▸ Exercise details:
The response should be the records below, repeated exactly, with each picture left out.

Extracted records

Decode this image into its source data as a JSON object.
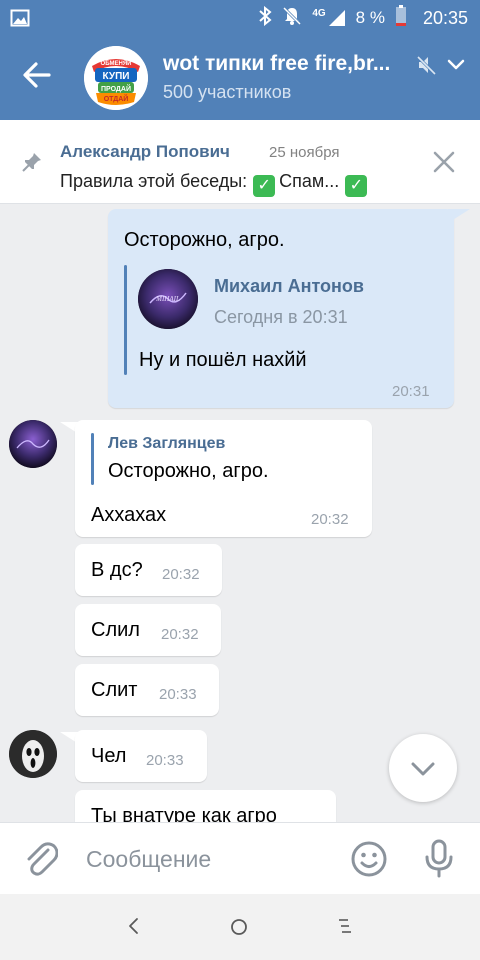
{
  "status_bar": {
    "network": "4G",
    "battery": "8 %",
    "time": "20:35"
  },
  "header": {
    "title": "wot типки free fire,br...",
    "subtitle": "500 участников",
    "avatar_text": [
      "ОБМЕНЯЙ",
      "КУПИ",
      "ПРОДАЙ",
      "ОТДАЙ"
    ]
  },
  "pinned": {
    "author": "Александр Попович",
    "date": "25 ноября",
    "text": "Правила этой беседы:",
    "text_tail": "Спам..."
  },
  "messages": {
    "m1": {
      "text": "Осторожно, агро.",
      "forward_author": "Михаил Антонов",
      "forward_time": "Сегодня в 20:31",
      "forward_text": "Ну и пошёл нахйй",
      "time": "20:31"
    },
    "m2": {
      "reply_author": "Лев Заглянцев",
      "reply_text": "Осторожно, агро.",
      "text": "Аххахах",
      "time": "20:32"
    },
    "m3": {
      "text": "В дс?",
      "time": "20:32"
    },
    "m4": {
      "text": "Слил",
      "time": "20:32"
    },
    "m5": {
      "text": "Слит",
      "time": "20:33"
    },
    "m6": {
      "text": "Чел",
      "time": "20:33"
    },
    "m7": {
      "text": "Ты внатуре как агро"
    }
  },
  "input": {
    "placeholder": "Сообщение"
  },
  "icons": {
    "status": [
      "image-icon",
      "bluetooth-icon",
      "mute-bell-icon",
      "signal-icon",
      "battery-icon"
    ],
    "header": [
      "back-arrow-icon",
      "muted-icon",
      "chevron-down-icon"
    ],
    "pinned": [
      "pin-icon",
      "close-icon"
    ],
    "input": [
      "attach-icon",
      "emoji-icon",
      "microphone-icon"
    ],
    "nav": [
      "nav-back-icon",
      "nav-home-icon",
      "nav-recents-icon"
    ]
  },
  "colors": {
    "header": "#5181b8",
    "outgoing_bubble": "#dae8f8",
    "link_name": "#4a6d93",
    "background": "#edeef0"
  }
}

▸ Exercise answer:
Decode this image into its source data as a JSON object.
{
  "status_bar": {
    "network": "4G",
    "battery": "8 %",
    "time": "20:35"
  },
  "header": {
    "title": "wot типки free fire,br...",
    "subtitle": "500 участников",
    "avatar_text": [
      "ОБМЕНЯЙ",
      "КУПИ",
      "ПРОДАЙ",
      "ОТДАЙ"
    ]
  },
  "pinned": {
    "author": "Александр Попович",
    "date": "25 ноября",
    "text": "Правила этой беседы:",
    "text_tail": "Спам..."
  },
  "messages": {
    "m1": {
      "text": "Осторожно, агро.",
      "forward_author": "Михаил Антонов",
      "forward_time": "Сегодня в 20:31",
      "forward_text": "Ну и пошёл нахйй",
      "time": "20:31"
    },
    "m2": {
      "reply_author": "Лев Заглянцев",
      "reply_text": "Осторожно, агро.",
      "text": "Аххахах",
      "time": "20:32"
    },
    "m3": {
      "text": "В дс?",
      "time": "20:32"
    },
    "m4": {
      "text": "Слил",
      "time": "20:32"
    },
    "m5": {
      "text": "Слит",
      "time": "20:33"
    },
    "m6": {
      "text": "Чел",
      "time": "20:33"
    },
    "m7": {
      "text": "Ты внатуре как агро"
    }
  },
  "input": {
    "placeholder": "Сообщение"
  },
  "icons": {
    "status": [
      "image-icon",
      "bluetooth-icon",
      "mute-bell-icon",
      "signal-icon",
      "battery-icon"
    ],
    "header": [
      "back-arrow-icon",
      "muted-icon",
      "chevron-down-icon"
    ],
    "pinned": [
      "pin-icon",
      "close-icon"
    ],
    "input": [
      "attach-icon",
      "emoji-icon",
      "microphone-icon"
    ],
    "nav": [
      "nav-back-icon",
      "nav-home-icon",
      "nav-recents-icon"
    ]
  },
  "colors": {
    "header": "#5181b8",
    "outgoing_bubble": "#dae8f8",
    "link_name": "#4a6d93",
    "background": "#edeef0"
  }
}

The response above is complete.